[Data records]
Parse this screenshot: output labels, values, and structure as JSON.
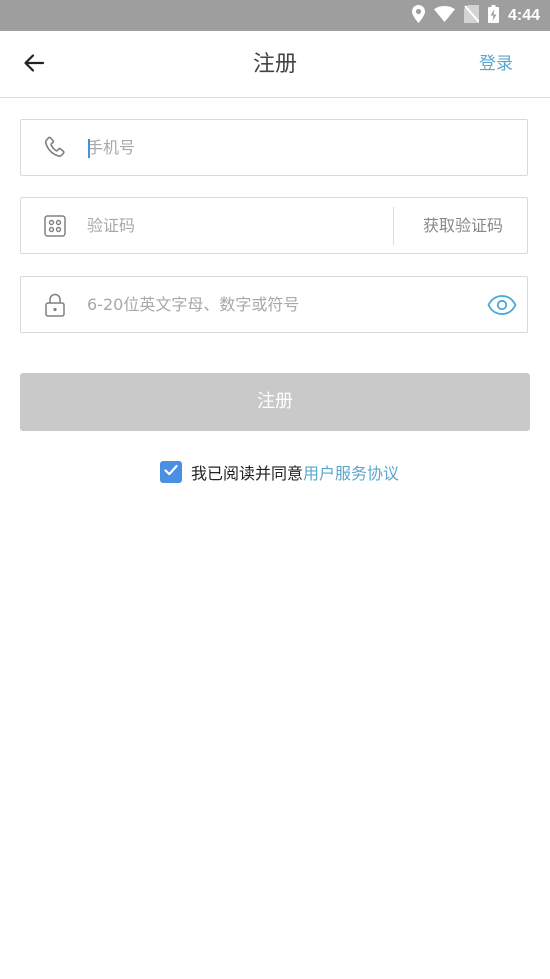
{
  "status_bar": {
    "time": "4:44",
    "icons": [
      "location-icon",
      "wifi-icon",
      "no-sim-icon",
      "battery-charging-icon"
    ]
  },
  "app_bar": {
    "title": "注册",
    "back_icon": "arrow-left-icon",
    "login_label": "登录"
  },
  "form": {
    "phone": {
      "icon": "phone-icon",
      "placeholder": "手机号",
      "value": ""
    },
    "code": {
      "icon": "keypad-icon",
      "placeholder": "验证码",
      "value": "",
      "get_code_label": "获取验证码"
    },
    "password": {
      "icon": "lock-icon",
      "placeholder": "6-20位英文字母、数字或符号",
      "value": "",
      "toggle_icon": "eye-icon"
    },
    "submit_label": "注册"
  },
  "agreement": {
    "checked": true,
    "text": "我已阅读并同意",
    "link": "用户服务协议"
  },
  "colors": {
    "accent": "#5ba6cf",
    "checkbox": "#4a90e2",
    "button_disabled": "#c9c9c9",
    "status_bar": "#9e9e9e"
  }
}
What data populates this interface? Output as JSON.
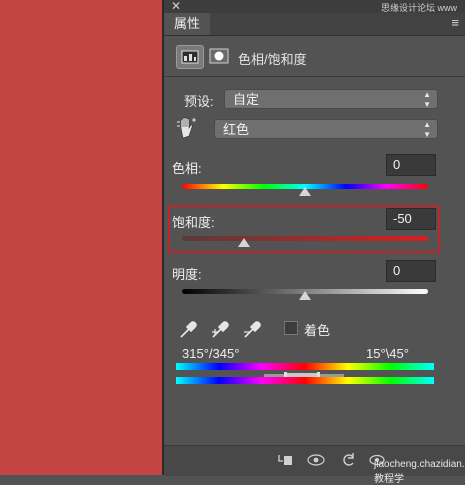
{
  "window": {
    "close_glyph": "✕",
    "watermark": "思缘设计论坛 www"
  },
  "panel": {
    "tab_label": "属性",
    "menu_glyph": "≡",
    "adjustment_title": "色相/饱和度"
  },
  "preset": {
    "label": "预设:",
    "value": "自定"
  },
  "channel": {
    "value": "红色"
  },
  "hue": {
    "label": "色相:",
    "value": "0",
    "slider_fraction": 0.5
  },
  "saturation": {
    "label": "饱和度:",
    "value": "-50",
    "slider_fraction": 0.25
  },
  "lightness": {
    "label": "明度:",
    "value": "0",
    "slider_fraction": 0.5
  },
  "colorize": {
    "label": "着色",
    "checked": false
  },
  "range": {
    "left": "315°/345°",
    "right": "15°\\45°"
  },
  "bottom_watermark": "jiaocheng.chazidian.com  教程学",
  "colors": {
    "canvas": "#c44444",
    "highlight": "#c0272d"
  }
}
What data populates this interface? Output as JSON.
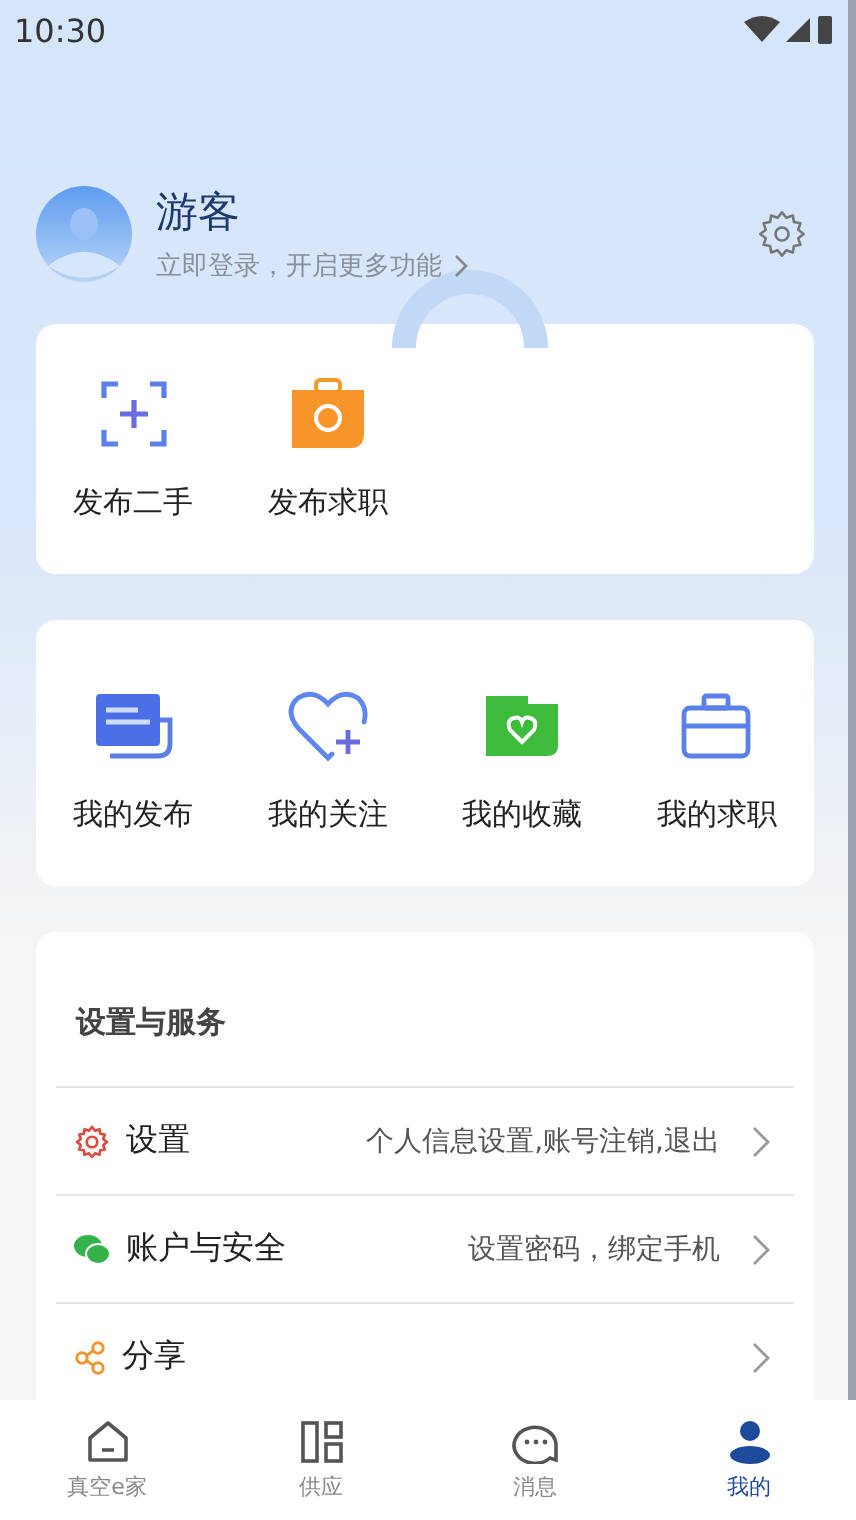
{
  "status_bar": {
    "time": "10:30"
  },
  "profile": {
    "name": "游客",
    "subtitle": "立即登录，开启更多功能"
  },
  "quick_actions": [
    {
      "label": "发布二手"
    },
    {
      "label": "发布求职"
    }
  ],
  "my_items": [
    {
      "label": "我的发布"
    },
    {
      "label": "我的关注"
    },
    {
      "label": "我的收藏"
    },
    {
      "label": "我的求职"
    }
  ],
  "services": {
    "title": "设置与服务",
    "items": [
      {
        "label": "设置",
        "detail": "个人信息设置,账号注销,退出"
      },
      {
        "label": "账户与安全",
        "detail": "设置密码，绑定手机"
      },
      {
        "label": "分享"
      }
    ]
  },
  "tabs": [
    {
      "label": "真空e家",
      "selected": false
    },
    {
      "label": "供应",
      "selected": false
    },
    {
      "label": "消息",
      "selected": false
    },
    {
      "label": "我的",
      "selected": true
    }
  ]
}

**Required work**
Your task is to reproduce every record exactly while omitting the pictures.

**The answer**
Parse this screenshot: output labels, values, and structure as JSON.
{
  "status_bar": {
    "time": "4:44",
    "icons": [
      "location-icon",
      "wifi-icon",
      "no-sim-icon",
      "battery-charging-icon"
    ]
  },
  "app_bar": {
    "title": "注册",
    "back_icon": "arrow-left-icon",
    "login_label": "登录"
  },
  "form": {
    "phone": {
      "icon": "phone-icon",
      "placeholder": "手机号",
      "value": ""
    },
    "code": {
      "icon": "keypad-icon",
      "placeholder": "验证码",
      "value": "",
      "get_code_label": "获取验证码"
    },
    "password": {
      "icon": "lock-icon",
      "placeholder": "6-20位英文字母、数字或符号",
      "value": "",
      "toggle_icon": "eye-icon"
    },
    "submit_label": "注册"
  },
  "agreement": {
    "checked": true,
    "text": "我已阅读并同意",
    "link": "用户服务协议"
  },
  "colors": {
    "accent": "#5ba6cf",
    "checkbox": "#4a90e2",
    "button_disabled": "#c9c9c9",
    "status_bar": "#9e9e9e"
  }
}
What data populates this interface? Output as JSON.
{
  "window": {
    "close_glyph": "✕",
    "watermark": "思缘设计论坛 www"
  },
  "panel": {
    "tab_label": "属性",
    "menu_glyph": "≡",
    "adjustment_title": "色相/饱和度"
  },
  "preset": {
    "label": "预设:",
    "value": "自定"
  },
  "channel": {
    "value": "红色"
  },
  "hue": {
    "label": "色相:",
    "value": "0",
    "slider_fraction": 0.5
  },
  "saturation": {
    "label": "饱和度:",
    "value": "-50",
    "slider_fraction": 0.25
  },
  "lightness": {
    "label": "明度:",
    "value": "0",
    "slider_fraction": 0.5
  },
  "colorize": {
    "label": "着色",
    "checked": false
  },
  "range": {
    "left": "315°/345°",
    "right": "15°\\45°"
  },
  "bottom_watermark": "jiaocheng.chazidian.com  教程学",
  "colors": {
    "canvas": "#c44444",
    "highlight": "#c0272d"
  }
}
What data populates this interface? Output as JSON.
{
  "status_bar": {
    "time": "10:30"
  },
  "profile": {
    "name": "游客",
    "subtitle": "立即登录，开启更多功能"
  },
  "quick_actions": [
    {
      "label": "发布二手"
    },
    {
      "label": "发布求职"
    }
  ],
  "my_items": [
    {
      "label": "我的发布"
    },
    {
      "label": "我的关注"
    },
    {
      "label": "我的收藏"
    },
    {
      "label": "我的求职"
    }
  ],
  "services": {
    "title": "设置与服务",
    "items": [
      {
        "label": "设置",
        "detail": "个人信息设置,账号注销,退出"
      },
      {
        "label": "账户与安全",
        "detail": "设置密码，绑定手机"
      },
      {
        "label": "分享"
      }
    ]
  },
  "tabs": [
    {
      "label": "真空e家",
      "selected": false
    },
    {
      "label": "供应",
      "selected": false
    },
    {
      "label": "消息",
      "selected": false
    },
    {
      "label": "我的",
      "selected": true
    }
  ]
}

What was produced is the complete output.